Last baseball season when the electronic strike zone idea was once again hotly debated, the striking similarities between the issues baseball and radiology face – accuracy, objectivity, efficiency – became glaringly obvious.
The idea of using technology to increase game consistency and accuracy is a controversial one. The same could be said of the use of automated technologies in radiology. Radiologists fear the introduction of automation and machine learning technologies could make their jobs extinct. However, striking the right balance between human intellect and technology advancements is key to a more successful future.
Whether you’re a physician or an umpire, machine intelligence can provide the information needed to make better, faster decisions. In his latest Forbes.com article, John Kelley, CEO of CereScan and notable tech industry leader, takes a deep dive into how together human and machine have the potential to change the world of healthcare, baseball and beyond.
What Radiology Tech Can Learn From Baseball’s Electronic Strike Zone Debate
Forbes.com – Growing up in St. Louis — arguably the home of the best fanbase in baseball — I quickly became an avid student and player of America’s favorite pastime. Every guy I grew up with playing baseball enjoyed dissecting the technicalities of the game and all the moving parts that come together to form each and every play.
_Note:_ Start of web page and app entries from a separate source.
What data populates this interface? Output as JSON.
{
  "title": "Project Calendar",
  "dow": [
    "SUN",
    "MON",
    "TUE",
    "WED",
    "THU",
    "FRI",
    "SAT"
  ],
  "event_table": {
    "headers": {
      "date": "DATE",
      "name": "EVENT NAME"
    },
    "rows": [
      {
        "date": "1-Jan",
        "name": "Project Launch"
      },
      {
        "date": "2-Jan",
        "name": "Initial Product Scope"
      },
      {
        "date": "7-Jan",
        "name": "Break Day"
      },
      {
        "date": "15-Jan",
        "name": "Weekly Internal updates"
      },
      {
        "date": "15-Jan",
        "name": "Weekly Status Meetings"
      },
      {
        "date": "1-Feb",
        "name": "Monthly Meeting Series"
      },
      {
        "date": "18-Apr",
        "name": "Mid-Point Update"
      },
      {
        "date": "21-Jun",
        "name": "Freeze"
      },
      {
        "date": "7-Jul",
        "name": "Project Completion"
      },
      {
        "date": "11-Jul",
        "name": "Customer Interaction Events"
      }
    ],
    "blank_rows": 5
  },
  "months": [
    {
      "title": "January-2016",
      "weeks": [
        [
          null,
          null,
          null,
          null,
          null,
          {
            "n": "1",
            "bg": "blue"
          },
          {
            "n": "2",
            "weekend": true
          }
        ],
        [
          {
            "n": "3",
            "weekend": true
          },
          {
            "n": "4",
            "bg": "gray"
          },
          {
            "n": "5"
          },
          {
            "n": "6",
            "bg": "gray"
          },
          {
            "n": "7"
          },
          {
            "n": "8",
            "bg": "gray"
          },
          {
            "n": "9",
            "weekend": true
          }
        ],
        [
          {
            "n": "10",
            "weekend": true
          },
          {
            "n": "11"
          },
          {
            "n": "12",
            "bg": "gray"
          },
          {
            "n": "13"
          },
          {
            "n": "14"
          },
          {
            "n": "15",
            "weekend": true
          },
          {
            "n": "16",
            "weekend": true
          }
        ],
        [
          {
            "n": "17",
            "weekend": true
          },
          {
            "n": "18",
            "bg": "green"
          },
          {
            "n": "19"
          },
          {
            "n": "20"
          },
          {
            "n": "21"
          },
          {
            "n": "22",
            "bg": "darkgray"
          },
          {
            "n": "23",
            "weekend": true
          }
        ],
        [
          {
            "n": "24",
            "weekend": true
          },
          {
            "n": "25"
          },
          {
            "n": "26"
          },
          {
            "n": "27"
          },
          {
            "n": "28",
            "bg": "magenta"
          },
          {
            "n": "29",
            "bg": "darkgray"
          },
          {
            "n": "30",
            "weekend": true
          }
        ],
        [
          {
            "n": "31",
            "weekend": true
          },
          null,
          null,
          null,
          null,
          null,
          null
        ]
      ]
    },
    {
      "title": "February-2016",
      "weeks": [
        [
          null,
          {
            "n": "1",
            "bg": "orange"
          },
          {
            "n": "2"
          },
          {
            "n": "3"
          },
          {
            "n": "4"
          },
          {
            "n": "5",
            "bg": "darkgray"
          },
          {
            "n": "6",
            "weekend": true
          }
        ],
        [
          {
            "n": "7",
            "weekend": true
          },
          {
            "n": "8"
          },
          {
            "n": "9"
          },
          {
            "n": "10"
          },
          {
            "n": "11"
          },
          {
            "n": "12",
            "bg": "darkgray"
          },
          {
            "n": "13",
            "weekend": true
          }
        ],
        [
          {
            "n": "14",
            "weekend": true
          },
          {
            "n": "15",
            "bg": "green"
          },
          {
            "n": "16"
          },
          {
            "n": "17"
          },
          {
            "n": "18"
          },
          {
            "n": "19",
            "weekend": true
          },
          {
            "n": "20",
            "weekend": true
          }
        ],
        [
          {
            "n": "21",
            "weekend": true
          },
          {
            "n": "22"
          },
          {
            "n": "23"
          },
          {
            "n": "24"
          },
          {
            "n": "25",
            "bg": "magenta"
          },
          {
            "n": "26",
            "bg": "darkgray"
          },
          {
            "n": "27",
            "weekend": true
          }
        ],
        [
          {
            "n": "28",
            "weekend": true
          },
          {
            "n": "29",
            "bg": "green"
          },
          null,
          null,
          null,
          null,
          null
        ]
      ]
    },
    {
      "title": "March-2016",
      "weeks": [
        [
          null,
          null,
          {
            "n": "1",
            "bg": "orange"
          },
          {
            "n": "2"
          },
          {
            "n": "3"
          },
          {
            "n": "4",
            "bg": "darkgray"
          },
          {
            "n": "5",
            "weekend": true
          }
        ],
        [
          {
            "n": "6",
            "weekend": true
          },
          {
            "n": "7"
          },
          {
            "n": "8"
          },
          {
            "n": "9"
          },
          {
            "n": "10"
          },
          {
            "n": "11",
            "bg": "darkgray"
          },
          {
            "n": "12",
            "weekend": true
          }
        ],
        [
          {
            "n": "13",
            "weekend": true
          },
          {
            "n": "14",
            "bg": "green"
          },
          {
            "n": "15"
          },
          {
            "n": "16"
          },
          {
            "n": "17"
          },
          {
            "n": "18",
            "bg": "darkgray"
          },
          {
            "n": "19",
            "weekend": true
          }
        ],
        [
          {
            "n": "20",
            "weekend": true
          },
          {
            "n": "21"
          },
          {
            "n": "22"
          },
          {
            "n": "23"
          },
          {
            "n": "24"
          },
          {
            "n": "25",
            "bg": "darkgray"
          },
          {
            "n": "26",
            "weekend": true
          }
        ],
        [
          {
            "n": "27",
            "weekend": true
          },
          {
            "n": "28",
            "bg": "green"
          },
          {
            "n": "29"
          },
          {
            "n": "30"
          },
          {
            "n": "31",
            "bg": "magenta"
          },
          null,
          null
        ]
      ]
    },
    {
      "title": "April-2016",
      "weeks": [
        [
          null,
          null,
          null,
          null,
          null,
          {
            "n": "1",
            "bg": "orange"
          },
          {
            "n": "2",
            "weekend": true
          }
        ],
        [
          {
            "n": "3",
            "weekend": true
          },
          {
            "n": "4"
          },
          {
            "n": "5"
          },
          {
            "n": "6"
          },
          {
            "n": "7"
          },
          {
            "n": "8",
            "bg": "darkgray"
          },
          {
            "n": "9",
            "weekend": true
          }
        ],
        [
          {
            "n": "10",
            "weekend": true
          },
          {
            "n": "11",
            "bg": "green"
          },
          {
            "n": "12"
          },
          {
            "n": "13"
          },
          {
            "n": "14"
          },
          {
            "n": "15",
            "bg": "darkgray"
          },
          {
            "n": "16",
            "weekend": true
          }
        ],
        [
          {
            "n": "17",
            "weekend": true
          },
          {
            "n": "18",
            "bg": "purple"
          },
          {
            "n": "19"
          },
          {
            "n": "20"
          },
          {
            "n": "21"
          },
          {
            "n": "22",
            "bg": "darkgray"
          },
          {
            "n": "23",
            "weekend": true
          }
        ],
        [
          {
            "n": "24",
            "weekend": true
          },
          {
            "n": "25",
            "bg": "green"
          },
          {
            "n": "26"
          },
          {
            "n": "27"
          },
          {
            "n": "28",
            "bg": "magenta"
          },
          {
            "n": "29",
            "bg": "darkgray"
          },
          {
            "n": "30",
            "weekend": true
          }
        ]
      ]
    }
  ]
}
Take the pitcher and the hitter, for example. The matchup would seem to be a simple process of throwing a ball in different ways and having a hitter attempt to successfully make contact. In reality, there is a very complex set of non-verbal processes communicated to each player in the field before any pitch is thrown… Read the full article.